By Robert M. Schartz
Thanks to the aging population, an estimated 59 trillion dollars in wealth will be passed down to millennial children and heirs by the year 2030, making millennials the richest generation in American History. The vast majority of this wealth will be transferred through wills and trusts. Many people believe that if a person has a will it is the last word on how their property and possessions will be transferred. An heir or beneficiary may, however, contest the validity of the will. The two most common attacks are (1)that the person making the will, also known as the testator, did not have the mental capacity to make a will and (2) that the testator was unduly influenced when the will was made.
Mental Capacity. A person has the mental capacity to make a will if he or she: (1) knows a will is being made; (2) knows the kind and extent of his or her property; (3) is able to identify and remember the persons to whom he or she would naturally give their property to; and (4) knows how he or she wants to distribute his or her property. A will is valid if the testator meets these criteria even if their mental or physical powers may be impaired. If the testator, or someone in his or her family, believes there may be a will contest because of diminished mental capacity, the attorney should be made aware, so that special precautions can be taken when the will is signed.

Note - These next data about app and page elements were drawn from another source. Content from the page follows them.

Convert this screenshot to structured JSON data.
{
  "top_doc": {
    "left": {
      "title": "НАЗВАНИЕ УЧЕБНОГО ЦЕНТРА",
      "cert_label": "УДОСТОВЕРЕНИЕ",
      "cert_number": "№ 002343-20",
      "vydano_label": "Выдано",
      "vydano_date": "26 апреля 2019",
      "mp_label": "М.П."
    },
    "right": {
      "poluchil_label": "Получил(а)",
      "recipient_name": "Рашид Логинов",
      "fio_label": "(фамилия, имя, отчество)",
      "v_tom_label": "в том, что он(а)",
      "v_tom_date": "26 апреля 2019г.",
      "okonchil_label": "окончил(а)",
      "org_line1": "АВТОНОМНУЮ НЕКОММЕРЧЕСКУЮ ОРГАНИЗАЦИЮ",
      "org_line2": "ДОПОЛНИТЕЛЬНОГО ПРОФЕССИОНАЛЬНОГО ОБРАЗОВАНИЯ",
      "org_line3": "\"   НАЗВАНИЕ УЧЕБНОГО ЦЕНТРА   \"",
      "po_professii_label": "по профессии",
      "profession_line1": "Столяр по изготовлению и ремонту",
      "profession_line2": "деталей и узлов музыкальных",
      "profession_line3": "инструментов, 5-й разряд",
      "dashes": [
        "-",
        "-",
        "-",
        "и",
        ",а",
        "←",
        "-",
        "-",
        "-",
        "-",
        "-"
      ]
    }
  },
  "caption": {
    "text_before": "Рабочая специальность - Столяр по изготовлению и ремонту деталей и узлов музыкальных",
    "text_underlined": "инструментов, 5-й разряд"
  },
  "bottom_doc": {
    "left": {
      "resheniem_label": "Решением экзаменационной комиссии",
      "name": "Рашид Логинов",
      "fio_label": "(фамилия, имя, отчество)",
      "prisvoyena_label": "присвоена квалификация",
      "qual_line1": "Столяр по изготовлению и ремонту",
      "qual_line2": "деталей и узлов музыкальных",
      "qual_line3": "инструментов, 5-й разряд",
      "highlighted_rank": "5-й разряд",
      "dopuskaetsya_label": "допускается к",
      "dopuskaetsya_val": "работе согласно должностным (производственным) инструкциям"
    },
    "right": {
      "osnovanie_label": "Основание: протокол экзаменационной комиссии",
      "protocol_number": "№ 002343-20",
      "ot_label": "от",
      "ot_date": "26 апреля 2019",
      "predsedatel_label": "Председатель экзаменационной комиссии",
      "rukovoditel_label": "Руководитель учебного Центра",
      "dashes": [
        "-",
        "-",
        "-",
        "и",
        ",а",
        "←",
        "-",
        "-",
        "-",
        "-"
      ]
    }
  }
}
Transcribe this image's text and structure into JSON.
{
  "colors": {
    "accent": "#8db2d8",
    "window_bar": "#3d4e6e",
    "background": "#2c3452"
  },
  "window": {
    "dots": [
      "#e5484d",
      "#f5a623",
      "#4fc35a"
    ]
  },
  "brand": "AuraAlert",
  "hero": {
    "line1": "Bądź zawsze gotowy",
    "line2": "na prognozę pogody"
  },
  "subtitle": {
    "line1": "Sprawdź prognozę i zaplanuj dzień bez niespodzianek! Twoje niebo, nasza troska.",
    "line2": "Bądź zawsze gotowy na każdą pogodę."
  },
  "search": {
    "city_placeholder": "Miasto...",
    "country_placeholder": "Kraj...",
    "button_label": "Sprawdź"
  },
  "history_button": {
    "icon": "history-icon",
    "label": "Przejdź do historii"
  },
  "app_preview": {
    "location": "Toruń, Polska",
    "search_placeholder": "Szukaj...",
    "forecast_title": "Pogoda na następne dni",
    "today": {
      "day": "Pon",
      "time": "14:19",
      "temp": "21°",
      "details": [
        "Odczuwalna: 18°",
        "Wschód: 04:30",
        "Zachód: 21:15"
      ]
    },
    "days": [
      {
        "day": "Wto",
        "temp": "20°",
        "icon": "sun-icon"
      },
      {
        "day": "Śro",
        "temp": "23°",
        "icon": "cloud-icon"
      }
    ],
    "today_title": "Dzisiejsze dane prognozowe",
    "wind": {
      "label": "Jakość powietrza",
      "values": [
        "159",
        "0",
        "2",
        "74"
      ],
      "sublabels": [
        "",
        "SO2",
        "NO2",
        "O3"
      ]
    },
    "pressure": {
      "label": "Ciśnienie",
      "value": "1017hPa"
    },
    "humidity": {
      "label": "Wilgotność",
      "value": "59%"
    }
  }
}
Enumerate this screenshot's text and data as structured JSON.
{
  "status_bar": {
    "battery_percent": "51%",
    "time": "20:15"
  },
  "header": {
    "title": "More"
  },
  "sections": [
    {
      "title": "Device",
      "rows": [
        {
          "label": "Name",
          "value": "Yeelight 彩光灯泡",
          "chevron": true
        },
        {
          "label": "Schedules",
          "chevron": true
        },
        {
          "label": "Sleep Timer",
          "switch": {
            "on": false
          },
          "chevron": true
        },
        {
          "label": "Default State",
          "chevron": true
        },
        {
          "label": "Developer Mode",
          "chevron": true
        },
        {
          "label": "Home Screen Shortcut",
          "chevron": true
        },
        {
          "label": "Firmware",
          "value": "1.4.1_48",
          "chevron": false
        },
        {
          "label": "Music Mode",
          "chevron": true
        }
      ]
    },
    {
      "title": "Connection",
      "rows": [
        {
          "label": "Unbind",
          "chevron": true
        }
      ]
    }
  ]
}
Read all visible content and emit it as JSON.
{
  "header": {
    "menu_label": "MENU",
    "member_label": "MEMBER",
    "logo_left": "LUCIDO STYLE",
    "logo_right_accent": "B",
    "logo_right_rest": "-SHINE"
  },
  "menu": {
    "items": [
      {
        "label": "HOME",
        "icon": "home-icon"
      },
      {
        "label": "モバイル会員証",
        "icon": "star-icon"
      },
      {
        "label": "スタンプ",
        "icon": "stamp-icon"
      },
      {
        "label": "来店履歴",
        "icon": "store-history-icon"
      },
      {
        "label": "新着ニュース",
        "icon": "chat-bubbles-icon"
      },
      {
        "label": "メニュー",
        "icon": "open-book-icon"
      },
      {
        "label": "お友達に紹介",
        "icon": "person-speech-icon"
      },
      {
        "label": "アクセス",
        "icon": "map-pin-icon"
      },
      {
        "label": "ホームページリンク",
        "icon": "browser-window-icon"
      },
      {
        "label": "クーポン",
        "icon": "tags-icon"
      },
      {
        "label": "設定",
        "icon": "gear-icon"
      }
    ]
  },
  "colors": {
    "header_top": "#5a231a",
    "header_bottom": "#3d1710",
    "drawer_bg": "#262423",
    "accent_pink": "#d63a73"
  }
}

Undue Influence. In order to establish undue influence, it must be proven: (1) that when the will was executed, the testator was susceptible to undue influence; (2) the person receiving the improper share had the opportunity to exercise influence and carry out this influence for a wrongful purpose; (3) that the person receiving the improper share was inclined to influence the testator unduly for that purpose; and (4) the resulting bequest was clearly brought about by this undue influence.
Courts presume that the testator was free of undue influence, but this is probably the most frequent area on which a will is attacked. Undue influence comes about when a person substitutes his or her intentions for those of the testator. In these cases, the will sets forth the wishes of the influencer instead of the true intentions of the testator. The undue influence must be present at the very time that the will is being signed. That does not mean that the influencer is present when the will is signed, but rather that the testator is actively under that influence and distributes his or her property based on the intentions of the influencer.
Unfortunately, will contests sometimes take on the acrimony of a divorce. Hurt feelings or a perceived slight from decades ago may become a central part of a will contest. It becomes crucially important to retain an attorney with the necessary experience to steer the matter towards a timely and fair resolution before the assets of the testator are unfairly distributed or are depleted through a lengthy court battle.